  7. I am handicapped by the absence of lyrics in front of me, otherwise I would have pointed the exact discrepancies. If you can give some online link to lyrics I can discuss further here.

    On Ham hain rahi pyar ke , unless I am missing something obvious , " Ho liye, Piro liye, So liye, Ro liye, Boliye etc are all exactly in Radif.

    1. I will just give you the lyrics of them with one stanza each:

      Marne ki duayein kyun mangu jeene ki tamanna kaun kare
      Yeh duniya ho ya woh duniya ab khwahish-e-duniya kaun kare

      Jo aag lagayi this tumne usko to bujhaya aashqon ne
      Jo aashqon ne khadkayi hai us aag ko thanda kaun kare.
      / the behars are long, but according to the musician, it does not matter, behars can be of different meters, long to short./
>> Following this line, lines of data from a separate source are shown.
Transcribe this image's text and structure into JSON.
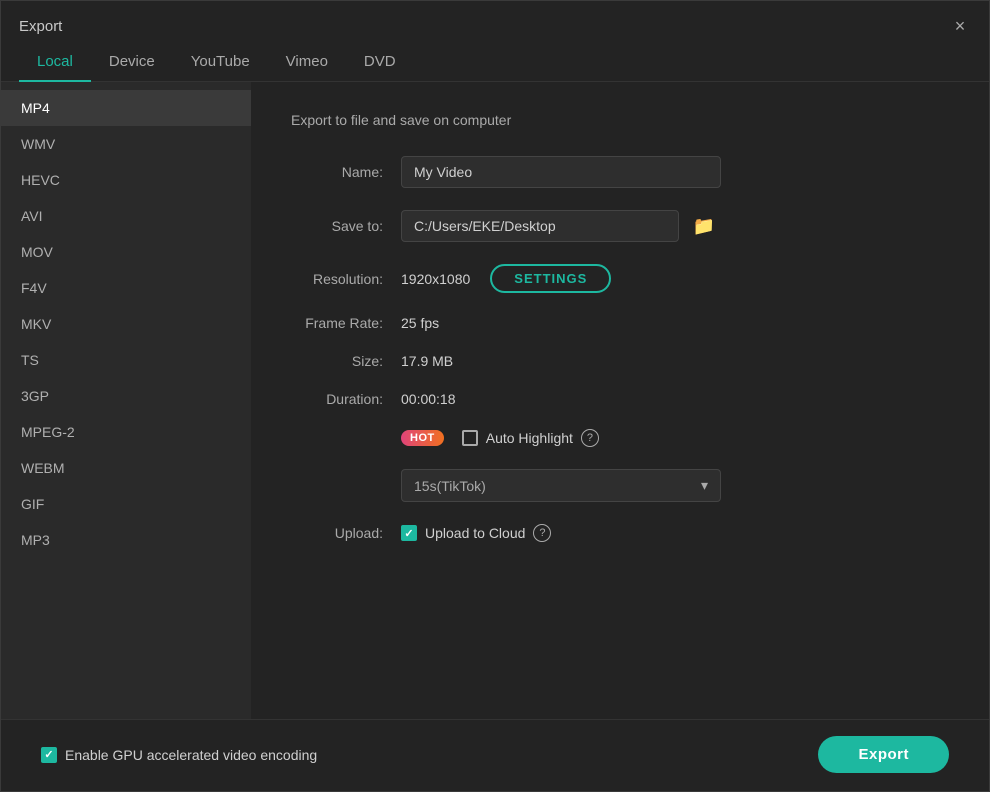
{
  "dialog": {
    "title": "Export",
    "close_label": "×"
  },
  "tabs": [
    {
      "id": "local",
      "label": "Local",
      "active": true
    },
    {
      "id": "device",
      "label": "Device",
      "active": false
    },
    {
      "id": "youtube",
      "label": "YouTube",
      "active": false
    },
    {
      "id": "vimeo",
      "label": "Vimeo",
      "active": false
    },
    {
      "id": "dvd",
      "label": "DVD",
      "active": false
    }
  ],
  "sidebar": {
    "items": [
      {
        "id": "mp4",
        "label": "MP4",
        "active": true
      },
      {
        "id": "wmv",
        "label": "WMV",
        "active": false
      },
      {
        "id": "hevc",
        "label": "HEVC",
        "active": false
      },
      {
        "id": "avi",
        "label": "AVI",
        "active": false
      },
      {
        "id": "mov",
        "label": "MOV",
        "active": false
      },
      {
        "id": "f4v",
        "label": "F4V",
        "active": false
      },
      {
        "id": "mkv",
        "label": "MKV",
        "active": false
      },
      {
        "id": "ts",
        "label": "TS",
        "active": false
      },
      {
        "id": "3gp",
        "label": "3GP",
        "active": false
      },
      {
        "id": "mpeg2",
        "label": "MPEG-2",
        "active": false
      },
      {
        "id": "webm",
        "label": "WEBM",
        "active": false
      },
      {
        "id": "gif",
        "label": "GIF",
        "active": false
      },
      {
        "id": "mp3",
        "label": "MP3",
        "active": false
      }
    ]
  },
  "main": {
    "section_title": "Export to file and save on computer",
    "name_label": "Name:",
    "name_value": "My Video",
    "name_placeholder": "My Video",
    "save_to_label": "Save to:",
    "save_to_value": "C:/Users/EKE/Desktop",
    "resolution_label": "Resolution:",
    "resolution_value": "1920x1080",
    "settings_btn_label": "SETTINGS",
    "frame_rate_label": "Frame Rate:",
    "frame_rate_value": "25 fps",
    "size_label": "Size:",
    "size_value": "17.9 MB",
    "duration_label": "Duration:",
    "duration_value": "00:00:18",
    "hot_badge": "HOT",
    "auto_highlight_label": "Auto Highlight",
    "tiktok_option": "15s(TikTok)",
    "upload_label": "Upload:",
    "upload_to_cloud_label": "Upload to Cloud",
    "upload_checked": true,
    "auto_highlight_checked": false
  },
  "bottom": {
    "gpu_label": "Enable GPU accelerated video encoding",
    "gpu_checked": true,
    "export_label": "Export"
  },
  "icons": {
    "folder": "🗁",
    "chevron_down": "▾",
    "close": "✕",
    "question": "?"
  }
}
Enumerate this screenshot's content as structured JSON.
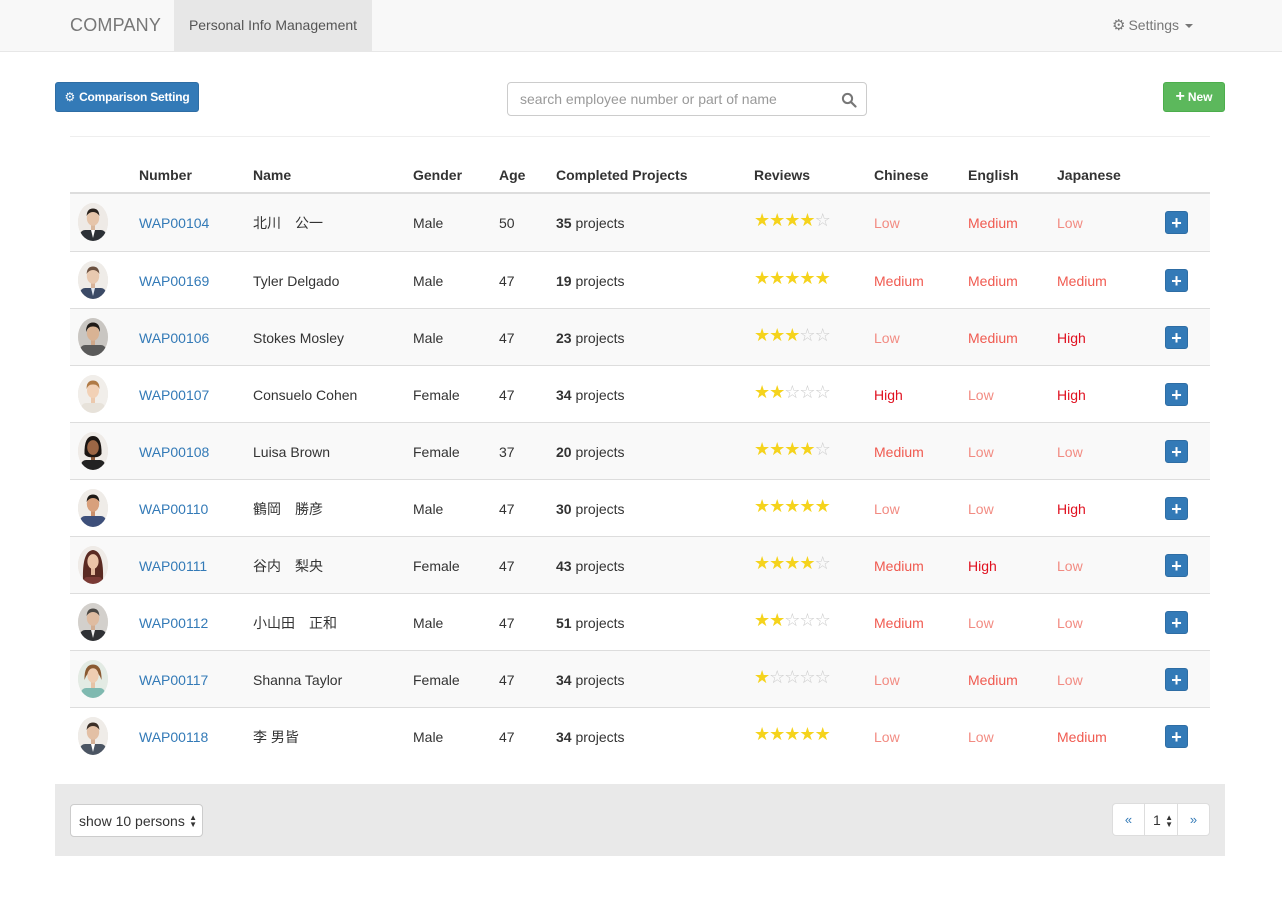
{
  "navbar": {
    "brand": "COMPANY",
    "active_tab": "Personal Info Management",
    "settings_label": "Settings"
  },
  "toolbar": {
    "comparison_label": "Comparison Setting",
    "search_placeholder": "search employee number or part of name",
    "new_label": "New"
  },
  "table": {
    "headers": {
      "number": "Number",
      "name": "Name",
      "gender": "Gender",
      "age": "Age",
      "projects": "Completed Projects",
      "reviews": "Reviews",
      "chinese": "Chinese",
      "english": "English",
      "japanese": "Japanese"
    },
    "projects_suffix": " projects",
    "rows": [
      {
        "number": "WAP00104",
        "name": "北川　公一",
        "gender": "Male",
        "age": "50",
        "projects": "35",
        "stars": 4,
        "chinese": "Low",
        "english": "Medium",
        "japanese": "Low"
      },
      {
        "number": "WAP00169",
        "name": "Tyler Delgado",
        "gender": "Male",
        "age": "47",
        "projects": "19",
        "stars": 5,
        "chinese": "Medium",
        "english": "Medium",
        "japanese": "Medium"
      },
      {
        "number": "WAP00106",
        "name": "Stokes Mosley",
        "gender": "Male",
        "age": "47",
        "projects": "23",
        "stars": 3,
        "chinese": "Low",
        "english": "Medium",
        "japanese": "High"
      },
      {
        "number": "WAP00107",
        "name": "Consuelo Cohen",
        "gender": "Female",
        "age": "47",
        "projects": "34",
        "stars": 2,
        "chinese": "High",
        "english": "Low",
        "japanese": "High"
      },
      {
        "number": "WAP00108",
        "name": "Luisa Brown",
        "gender": "Female",
        "age": "37",
        "projects": "20",
        "stars": 4,
        "chinese": "Medium",
        "english": "Low",
        "japanese": "Low"
      },
      {
        "number": "WAP00110",
        "name": "鶴岡　勝彦",
        "gender": "Male",
        "age": "47",
        "projects": "30",
        "stars": 5,
        "chinese": "Low",
        "english": "Low",
        "japanese": "High"
      },
      {
        "number": "WAP00111",
        "name": "谷内　梨央",
        "gender": "Female",
        "age": "47",
        "projects": "43",
        "stars": 4,
        "chinese": "Medium",
        "english": "High",
        "japanese": "Low"
      },
      {
        "number": "WAP00112",
        "name": "小山田　正和",
        "gender": "Male",
        "age": "47",
        "projects": "51",
        "stars": 2,
        "chinese": "Medium",
        "english": "Low",
        "japanese": "Low"
      },
      {
        "number": "WAP00117",
        "name": "Shanna Taylor",
        "gender": "Female",
        "age": "47",
        "projects": "34",
        "stars": 1,
        "chinese": "Low",
        "english": "Medium",
        "japanese": "Low"
      },
      {
        "number": "WAP00118",
        "name": "李 男皆",
        "gender": "Male",
        "age": "47",
        "projects": "34",
        "stars": 5,
        "chinese": "Low",
        "english": "Low",
        "japanese": "Medium"
      }
    ]
  },
  "footer": {
    "page_size_label": "show 10 persons",
    "prev_label": "«",
    "current_page": "1",
    "next_label": "»"
  },
  "colors": {
    "primary": "#337ab7",
    "success": "#5cb85c",
    "star": "#f5d31c",
    "level_low": "#f28b82",
    "level_medium": "#f05a50",
    "level_high": "#e0101f"
  }
}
      Husn bhi hai udaas udaas ishq bhi gham se choor hai
      Mere naseeb dekhiye paas woh hokar door hai.

      Hothon se chhin gayi hansi khil na saki koi kali
      Kehne ko baagh mein bahar aayi hui zaroor hai.

      Woh dekhe to unki inayat na dekeh to rona kya
      Jo dil gair ka hai uska hona kya aur na hona kya

      Ishq dilon ka mel hai pyare yeh nazron ka khel nahi
      Jab tak do dil ek na hole dil ki lagi ka rona kya.

      These are the three "dubious" songs lyrics.. :)

      Must say, it has been a great discussion with you!

  8. On Radeef, maybe the gentleman meant that the same word was not repeated in the second line but that is generally not taken too seriously.

  9. Your last message appeared while I was writing reply to your first.

  10. Two comments , first the meter of first sher and remaining shers have to be same even if the meter can be short, medium or long ( but still not all meter are allowed), and secondly the rhyming motif ( kaafiya) has to there. Please look into these verses in light of these.

    Thanks for letting know that these were indeed all couplets. Having lyrics helped , these didn't sound so when one listened in tune. That said ghazal has a grammar and a set of couplets do not make a ghazal. For it to be a ghazal, it has to agree to bahar , radeef and kafiya (all three) at the minimum. There is nothing called a 'puritanical' view of this issue , there is just one view, that follows the ghazal grammar and that is a correct view. Otherwise, the whole discussion is useless because ghazal, naghma, geet, nazm, no one is debating the quality of these poems .

    1. Yes, Bahar, Radif and Kafiya- don't you think "woh dekhe to" and "marne ki duayein" both have all these three. The meters are equal everywhere in Marne ki duayein, "marne ki duayein kyun maangu, jeene ki tamanna kaun kare", "jo ashqon ne khadkayi hai, us aag ko thanda kaun kare"- is there a significant difference in meter?

      But, thanks again for your inputs. Nice discussion. I still don't know with whom I am conversing though..???:)

  11. I would not go into the technicalities of Ghazals but I personally enjoy these 5 songs. Nice write up to accompany the songs.

    1. Sincere thanks, Parag!! I think, even with technicalities, they would qualify(verified from authentic sources..:))